While most plants require salt as part of their diet, too much salt can result in an imbalance and in many cases may be toxic. Plants feed by pulling water through their root systems and distributing the water up the stem and out to branches, leaves and blooms. If there is too much salt--or other nutrients, such as nitrogen or phosphorus--present in the available water supply, the plant will struggle to pull the needed water and nutrients out of the soil and may display symptoms similar to drought. Soil salinity differs in regions across the country and can be difficult to change.
On some plants that have been exposed to too much salt water, the leaves may appear burned or dried out. The leaves turn brown around the edges and look as if they are suffering from drought.
Plants that are watered with salty water may droop or wilt. Stems with blooms or leaves may become almost rubbery and fall over from the weight of the bloom or leaf, or in some cases, the entire plant may wilt and eventually die.
An overabundance of salt in the water may cause a plant's leaves to turn yellow, and eventually appear burned.
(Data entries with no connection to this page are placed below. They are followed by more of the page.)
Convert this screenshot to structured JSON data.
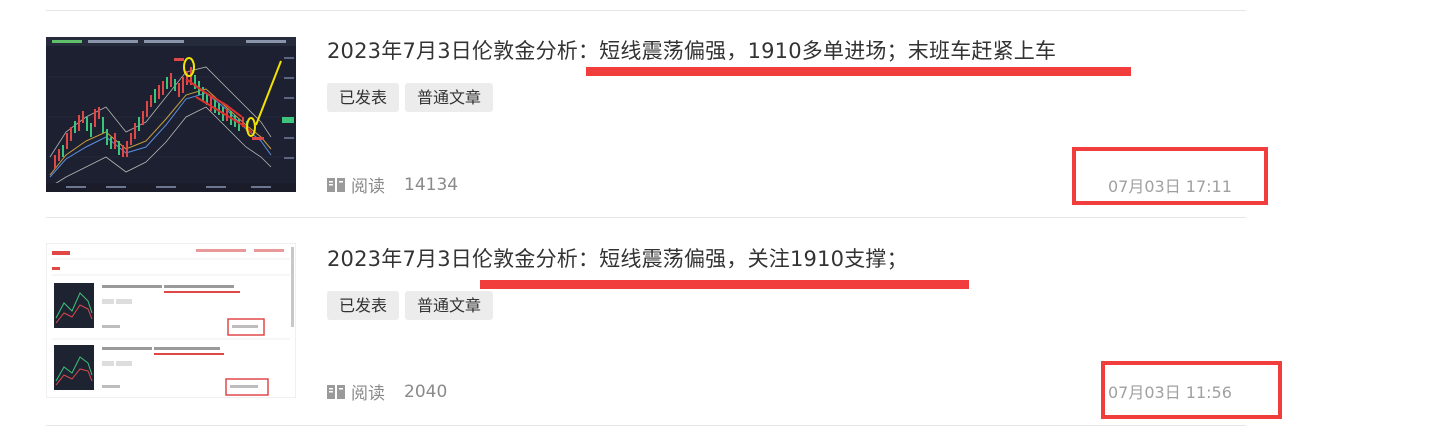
{
  "articles": [
    {
      "title": "2023年7月3日伦敦金分析：短线震荡偏强，1910多单进场；末班车赶紧上车",
      "tags": [
        "已发表",
        "普通文章"
      ],
      "read_label": "阅读",
      "read_count": "14134",
      "time": "07月03日 17:11",
      "thumb_type": "candlestick-chart"
    },
    {
      "title": "2023年7月3日伦敦金分析：短线震荡偏强，关注1910支撑；",
      "tags": [
        "已发表",
        "普通文章"
      ],
      "read_label": "阅读",
      "read_count": "2040",
      "time": "07月03日 11:56",
      "thumb_type": "article-list-screenshot"
    }
  ],
  "colors": {
    "highlight_red": "#f23d3d",
    "tag_bg": "#ececec",
    "meta_gray": "#8a8a8a"
  }
}
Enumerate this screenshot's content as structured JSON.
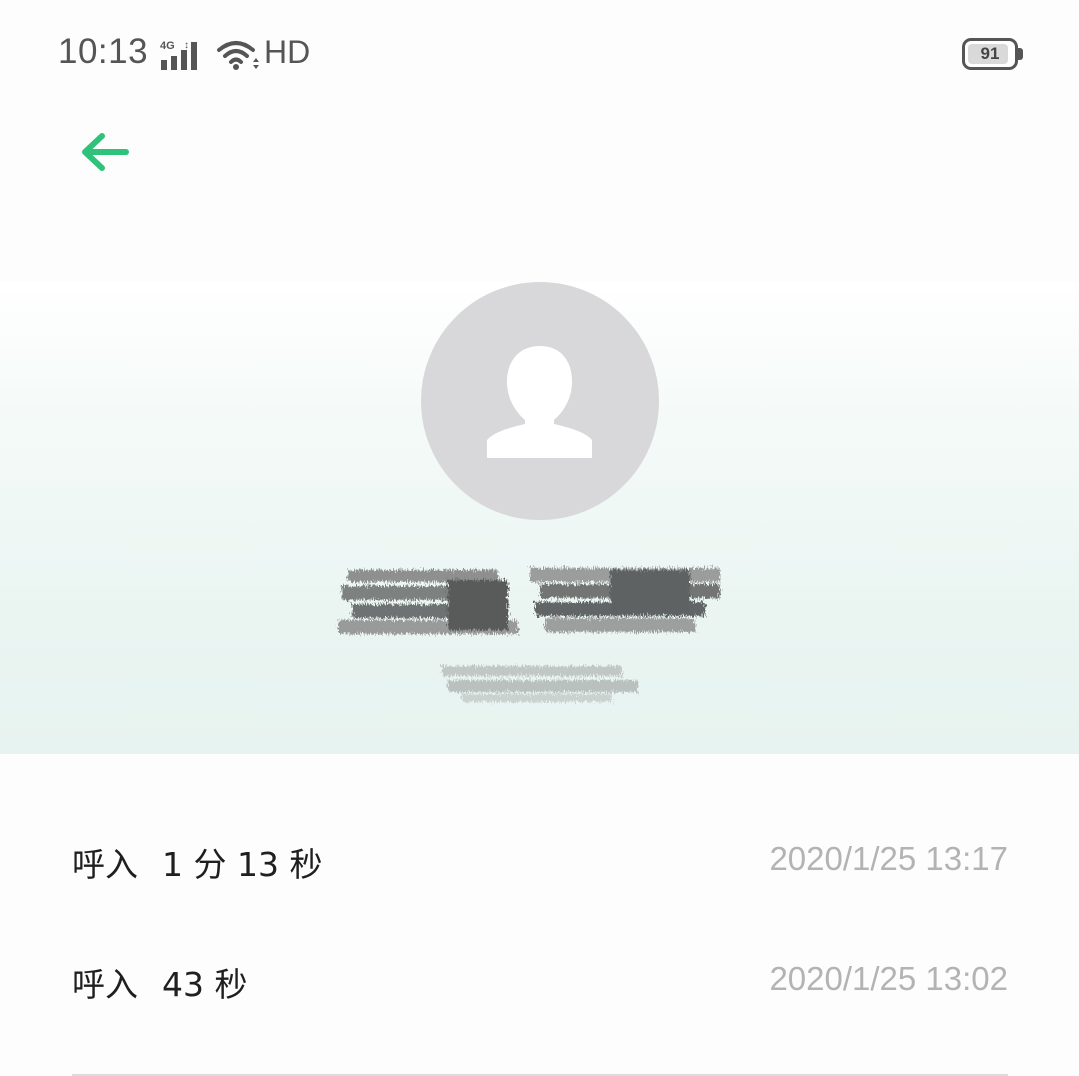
{
  "status_bar": {
    "time": "10:13",
    "network": "4G",
    "hd": "HD",
    "battery": "91",
    "battery_fraction": 0.91
  },
  "toolbar": {
    "back_icon": "back-arrow-icon",
    "accent_color": "#2fc27a"
  },
  "contact": {
    "avatar_icon": "person-silhouette-icon",
    "avatar_bg": "#d8d8da"
  },
  "call_log": [
    {
      "type": "呼入",
      "duration": "1 分 13 秒",
      "time": "2020/1/25 13:17"
    },
    {
      "type": "呼入",
      "duration": "43 秒",
      "time": "2020/1/25 13:02"
    }
  ]
}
The yellowing will first be noticeable on the outer edges of the leaves, though the coloring of the whole leaf and stem will eventually change. If the salinity of the soil is not changed, the yellow leaves, which may initially appear healthy other than the change in coloring, will dry out and turn brown.